Joe Jackson father of the late Micheal Jackson, died on Wednesday, June 27, after a battle with cancer, a source confirms to Us Weekly. He was 89.
Radar Online reports that he died in his Los Angeles home. “He had home nursing care and things took a turn and they wanted to rush him to the hospital, but it was too late,” a source close to the Jackson family told the outlet.
Us Weekly confirmed on June 22 that Joe had been hospitalized in the final stages of terminal cancer.
“Everyone in the family, from Paris to Janet, is planning to see him,” a source told Us at the time. “He can still talk and communicate at this point. He’s very weak.”
News of Joe’s death comes two days after the ninth anniversary of Michael’s death.
Us previously reported in May 2016 that the father of 11, whose children also included the members of the Jackson 5, was hospitalized following a check-up at his doctor’s office.
“He wasn’t feeling well over the weekend and last week and he was very sick, so they made an appointment for him to see his doctor and the doctor admitted him to the hospital,” the source told Us at the time. “They couldn’t really pinpoint what was wrong with him. He had an extremely high fever.”
The former talent manager also suffered a stroke while celebrating his birthday in Sao Paulo in August 2015.
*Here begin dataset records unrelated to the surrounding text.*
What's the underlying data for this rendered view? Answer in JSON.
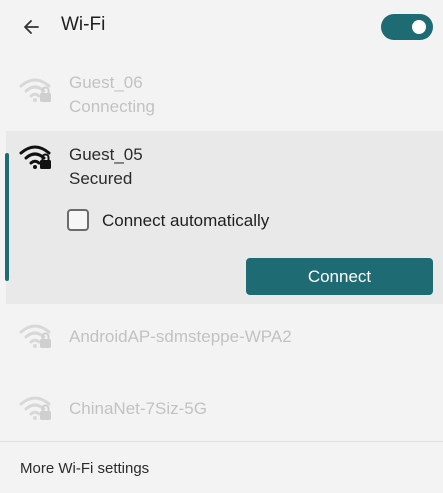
{
  "header": {
    "title": "Wi-Fi",
    "back_icon": "back-arrow-icon",
    "toggle_state": "on"
  },
  "networks": [
    {
      "name": "Guest_06",
      "status": "Connecting",
      "icon": "wifi-secured-icon"
    },
    {
      "name": "Guest_05",
      "status": "Secured",
      "icon": "wifi-secured-icon",
      "selected": true
    },
    {
      "name": "AndroidAP-sdmsteppe-WPA2",
      "icon": "wifi-secured-icon"
    },
    {
      "name": "ChinaNet-7Siz-5G",
      "icon": "wifi-secured-icon"
    }
  ],
  "selected_network": {
    "auto_connect_label": "Connect automatically",
    "auto_connect_checked": false,
    "connect_label": "Connect"
  },
  "footer": {
    "more_settings_label": "More Wi-Fi settings"
  },
  "colors": {
    "accent": "#1e6b73",
    "panel_bg": "#f3f3f3",
    "selected_bg": "#e9e9e9"
  }
}
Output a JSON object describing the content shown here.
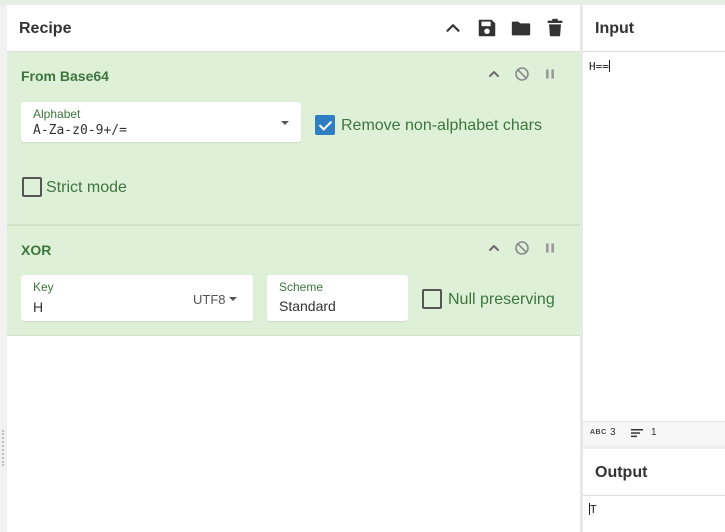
{
  "recipe": {
    "title": "Recipe"
  },
  "operations": [
    {
      "title": "From Base64",
      "alphabet": {
        "label": "Alphabet",
        "value": "A-Za-z0-9+/="
      },
      "remove_non_alphabet": {
        "label": "Remove non-alphabet chars",
        "checked": true
      },
      "strict_mode": {
        "label": "Strict mode",
        "checked": false
      }
    },
    {
      "title": "XOR",
      "key": {
        "label": "Key",
        "value": "H",
        "encoding": "UTF8"
      },
      "scheme": {
        "label": "Scheme",
        "value": "Standard"
      },
      "null_preserving": {
        "label": "Null preserving",
        "checked": false
      }
    }
  ],
  "input": {
    "title": "Input",
    "text": "H==",
    "status": {
      "abc_label": "ABC",
      "length": "3",
      "lines": "1"
    }
  },
  "output": {
    "title": "Output",
    "text": "T"
  },
  "colors": {
    "op_background": "#dff0d8",
    "op_text": "#3c763d",
    "checkbox_checked": "#2e7ec4"
  }
}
Joe, who married Katherine in 1949, had a brief music career before putting his sons, including Michael and Jermaine, together in a group called The Jackson 5. After they were signed to Motown in 1968, the family moved to California, where the patriarch supervised the group’s recording sessions and later opened his own record label, establishing the careers of his youngest son, Randy, and daughter Janet.
Katherine twice filed divorce papers over the years but later withdrew them and the couple remained married despite Joe fathering a child with another woman. He later moved to Las Vegas while his wife stayed at the family home in Encino, California.
Joe was portrayed by Lawrence Hilton-Jacobs in the 1992 miniseries The Jacksons: The American Dream and was awarded the Rhythm & Blues Music Hall of Fame Museum’s Humanitarian Award in 2015.
SOURCE ; US Magazine